Chris. We spent a long time developing the measurement tool. It was vital to get it right. In 2008, when the tool was being developed, we were very early to market with a concept along these lines. As a result, we have seen more momentum in the last two years than we did in the last ten! Even now, the fact that culture can be measured is still not understood as widely as it should be.

The tool we developed – the Market Responsiveness Index (MRI) measures three factors – mindset, behaviour and process – all looking at assessing the difference between customer focus and internal focus. It provides quantitative measurement and qualitative feedback from employees on the factors that we know drive future customer advocacy and business performance. The intention of the MRI is to enable and integrate customer thinking into all roles across an organisation.

Ian. What difference does a measurement system like the MRI really make to an organisation?

Chris. We have proven that the MRI aligns culture with business performance, customer perception and employee engagement. If the MRI measurement goes up, business performance and customer perception are both positively affected. The MRI has helped everyone in the companies using it to integrate customer thinking across the business.

Ian. How long does it take to implement the MRI?

Chris. It takes approximately six weeks to put in place. It can take as little as twelve months to see the effect across the organisation. However, the larger the organisation, the longer it can take – in some cases several years.

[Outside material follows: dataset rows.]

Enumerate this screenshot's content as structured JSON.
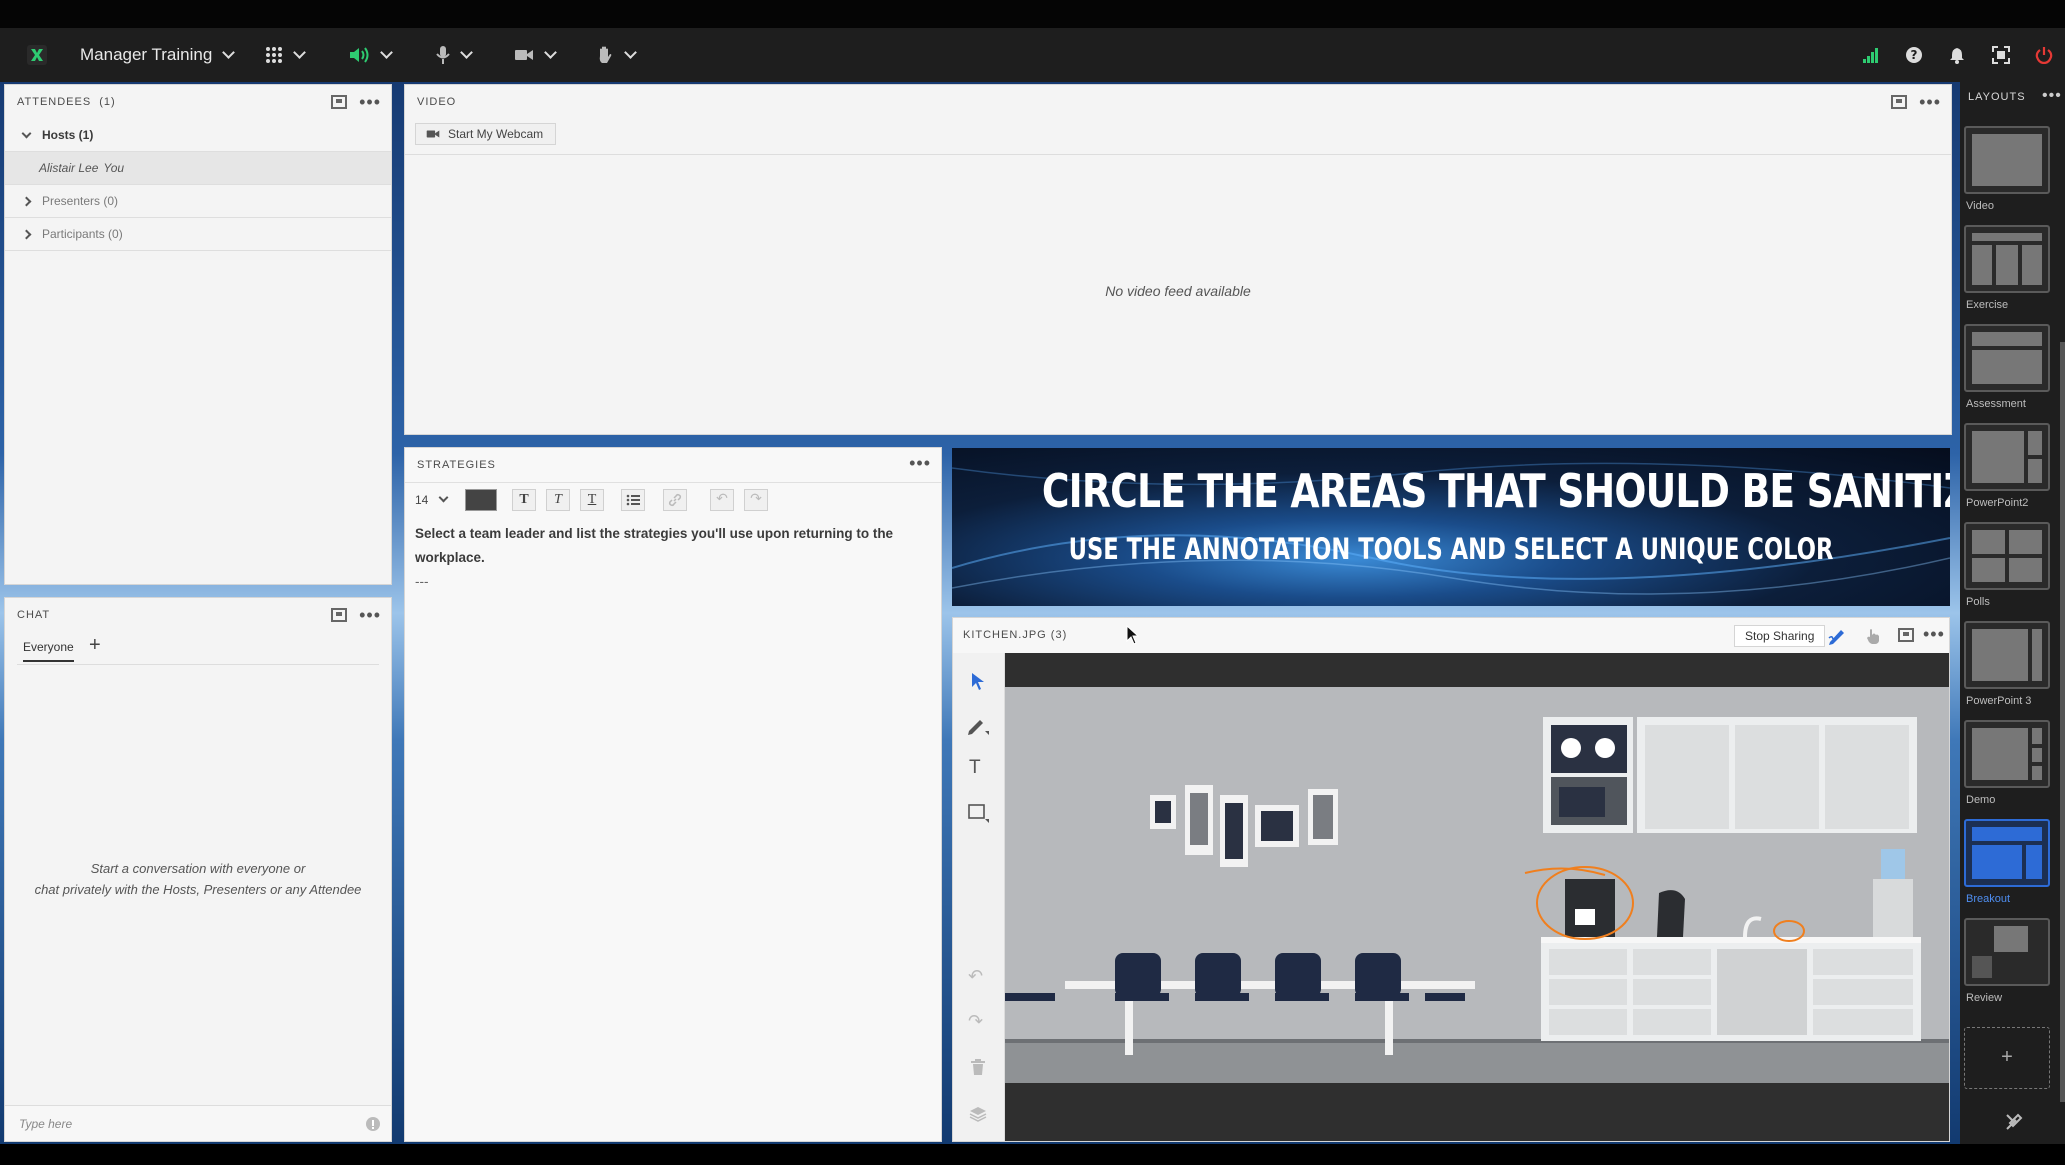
{
  "topbar": {
    "room_name": "Manager Training",
    "icons": [
      "apps-grid-icon",
      "speaker-icon",
      "microphone-icon",
      "camera-icon",
      "raise-hand-icon",
      "connection-strength-icon",
      "help-icon",
      "notifications-icon",
      "fullscreen-icon",
      "power-icon"
    ],
    "accent_color": "#2ecc71",
    "power_color": "#e53935"
  },
  "attendees": {
    "title": "ATTENDEES",
    "count": "(1)",
    "hosts_label": "Hosts (1)",
    "host_name": "Alistair Lee",
    "host_you": "You",
    "presenters_label": "Presenters (0)",
    "participants_label": "Participants (0)"
  },
  "chat": {
    "title": "CHAT",
    "tab_everyone": "Everyone",
    "empty_line1": "Start a conversation with everyone or",
    "empty_line2": "chat privately with the Hosts, Presenters or any Attendee",
    "input_placeholder": "Type here"
  },
  "video": {
    "title": "VIDEO",
    "start_webcam": "Start My Webcam",
    "no_feed": "No video feed available"
  },
  "strategies": {
    "title": "STRATEGIES",
    "font_size": "14",
    "text_color": "#444444",
    "body_line1": "Select a team leader and list the strategies you'll use upon returning to the",
    "body_line2": "workplace.",
    "body_line3": "---"
  },
  "banner": {
    "headline": "CIRCLE THE AREAS THAT SHOULD BE SANITIZED",
    "subline": "USE THE ANNOTATION TOOLS AND SELECT A UNIQUE COLOR"
  },
  "share": {
    "title": "KITCHEN.JPG (3)",
    "stop_sharing": "Stop Sharing",
    "annotation_color": "#f07f1e"
  },
  "layouts": {
    "title": "LAYOUTS",
    "items": [
      "Video",
      "Exercise",
      "Assessment",
      "PowerPoint2",
      "Polls",
      "PowerPoint 3",
      "Demo",
      "Breakout",
      "Review"
    ],
    "active": "Breakout",
    "active_color": "#2d6bd6",
    "add_label": "+"
  }
}
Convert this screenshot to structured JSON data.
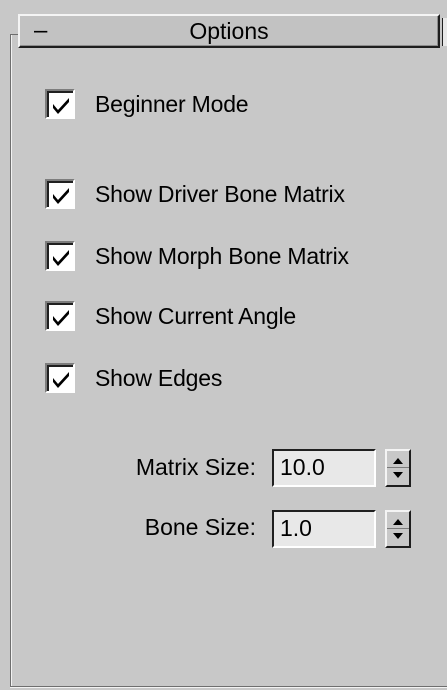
{
  "rollout": {
    "collapse_symbol": "–",
    "title": "Options"
  },
  "options": [
    {
      "label": "Beginner Mode",
      "checked": true
    },
    {
      "label": "Show Driver Bone Matrix",
      "checked": true
    },
    {
      "label": "Show Morph Bone Matrix",
      "checked": true
    },
    {
      "label": "Show Current Angle",
      "checked": true
    },
    {
      "label": "Show Edges",
      "checked": true
    }
  ],
  "fields": [
    {
      "label": "Matrix Size:",
      "value": "10.0"
    },
    {
      "label": "Bone Size:",
      "value": "1.0"
    }
  ]
}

Changing culture is a long term business strategy – the MRI is proven to make transformation a reality.

If you are interested in learning more about how you can inspire your organisation to make customers a central part of its culture,
access some free resources on the Market Culture site here:

Also get a copy of their Award Winning Book, The Customer Culture Imperative here:

My book, Customer What – the honest and practical guide to Customer Experience – will be published early in 2018. I look forward to publishing the other four interviews in the next few weeks.